I don’t know if continuity.com is in use or whether and to what extent the term is being used as a trademark, but I might as well make a grab for it all myself, as I’ve been somewhat obsessed about the issue of continuity these last couple of weeks. I first tackled why and how much returning production matters and then posted the entire list of returning production for 2020, both nationally and in the SEC. And then I started thinking about coaches, and suddenly there were rabbit trails everywhere. The first one I poked my head into concerned head coaching and coordinator continuity in the SEC over the past ten years or so. It was dark down there. Dark and mysterious and fascinating, and it smelled like sweat and blood.
It just means more
Anyway, one of the primary reasons I’m so hyper-focused on coaching and roster continuity this summer is that I think the virus and the quarantine has amplified its importance this year.
Although the data from last week’s post proved only that continuity and change can be either good or bad depending on the personnel, it is true that change always introduces some degree of uncertainty. Uncertainty is often equal parts excitement and terror, and when you put a mic on that thing and redline the faders, it’s time for the popcorn.
There’s a reason teams don’t just gather for the first time an hour before kickoff and go play. They need time to prepare. Common sense suggests that time to prepare would be more important for teams with more uncertainty in the form of less coaching and roster continuity. With COVID-19 sending everyone into isolation just as spring practice was about to begin and teams just now, some four months later, beginning to reassemble, and with so much of the programs’ focus being appropriately diverted to safety issues, it stands to reason that preparation time this season will be at an all-time premium.
Bottom line, this seems like a really bad year to be a new team, and conversely, it seems like a really good year to know the person next to you.
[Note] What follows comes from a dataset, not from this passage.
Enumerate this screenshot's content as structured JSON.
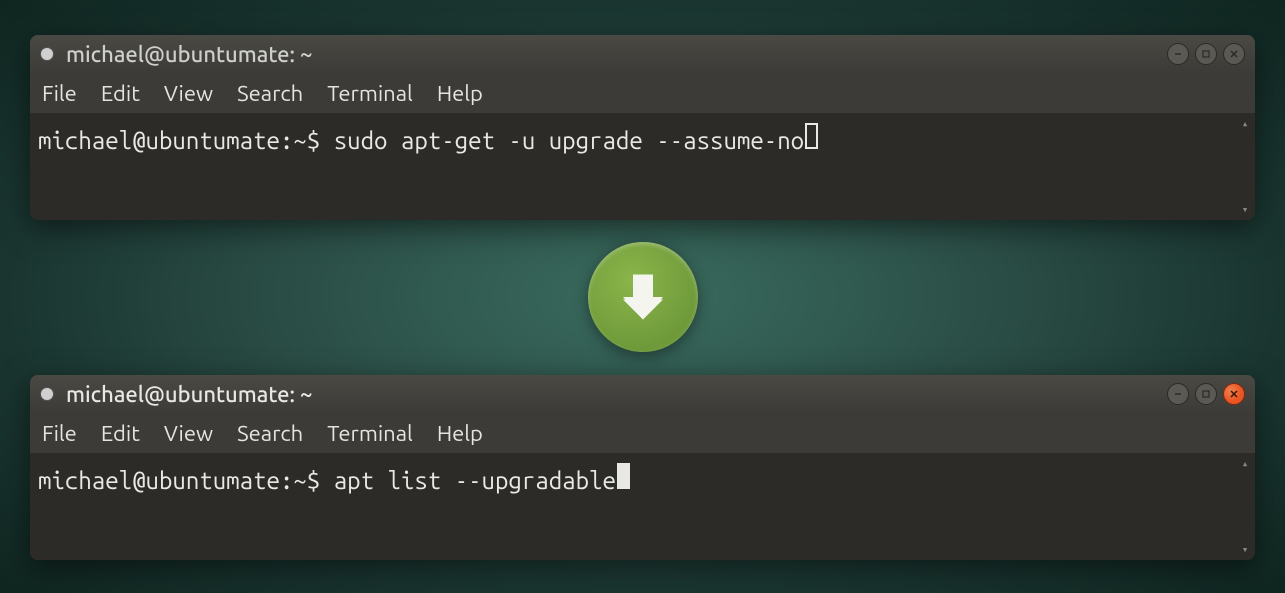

So, which SEC teams will be at more of a disadvantage this fall due to the shortened offseason and the divided attention? And which should have more of an advantage due to continuity? There’s a table with all of the data below for your own perusal, but here are some of our findings.
SEC coaching continuity heading into 2020
First, let’s take a quick look at coaching continuity in the SEC just for this fall, as I somehow failed to hit that with last week’s barrage of continuity posts.
Five SEC teams have complete continuity with respect to their head coaching and coordinator positions this year: Texas A&M, Kentucky, Tennessee, Florida, and, somewhat surprisingly, Alabama, which hasn’t had complete continuity since Lane Kiffin and Jeremy Pruitt were together in Crimson in 2015.
On the flip side, three programs have turned over all three positions: Ole Miss, Mississippi State, and Arkansas.
In the middle, Georgia, South Carolina, and Auburn are all breaking in new offensive coordinators, and Vanderbilt and Missouri have each swapped out two of three pieces. The Commodores retained head coach Derek Mason but replaced both coordinators, and Missouri replaced its head coach and offensive coordinator (it’s the same guy), but retained defensive coordinator Ryan Walters from Barry Odom’s staff.
LSU is a bit of a unique situation. Ed Orgeron remains, and so does offensive coordinator Steve Ensminger, but defensive coordinator Bo Pelini replaces Dave Aranda, and perhaps most importantly, passing game coordinator Joe Brady has moved on.
SEC Teams with the most roster and coaching continuity heading into 2020
So, if there’s an advantage to overall continuity heading into this weird college football season, which teams will benefit and which will suffer?
First on the list of teams that might benefit is Texas A&M. The Aggies rank first in overall returning production on the field and are one of the teams with no churn in the head coach or coordinator positions. Jimbo Fisher is back with coordinators Darryll Dickey (although co-OC Jay Graham is now at Tennessee) and Mike Elko. Plus, they return 100% of last year’s passing yards, 74% of their rushing yards, 80% of their offensive line starts, and most of their defense as well. These guys are not building something new from scratch. They had to press pause like everyone else, but all they have to do to get back up to speed is to hit the play button again.
Right behind the Aggies in this category are Kentucky and Tennessee, who both also return a ton of production, their head coaches, and both coordinators.
Teams in trouble if continuity matters more this fall include Mississippi State, LSU, and Missouri. These guys are still doing meet-and-greets and icebreakers.
Here’s a list of all of the SEC teams with their respective roster and coaching continuity data for you to analyze yourself. What do you see?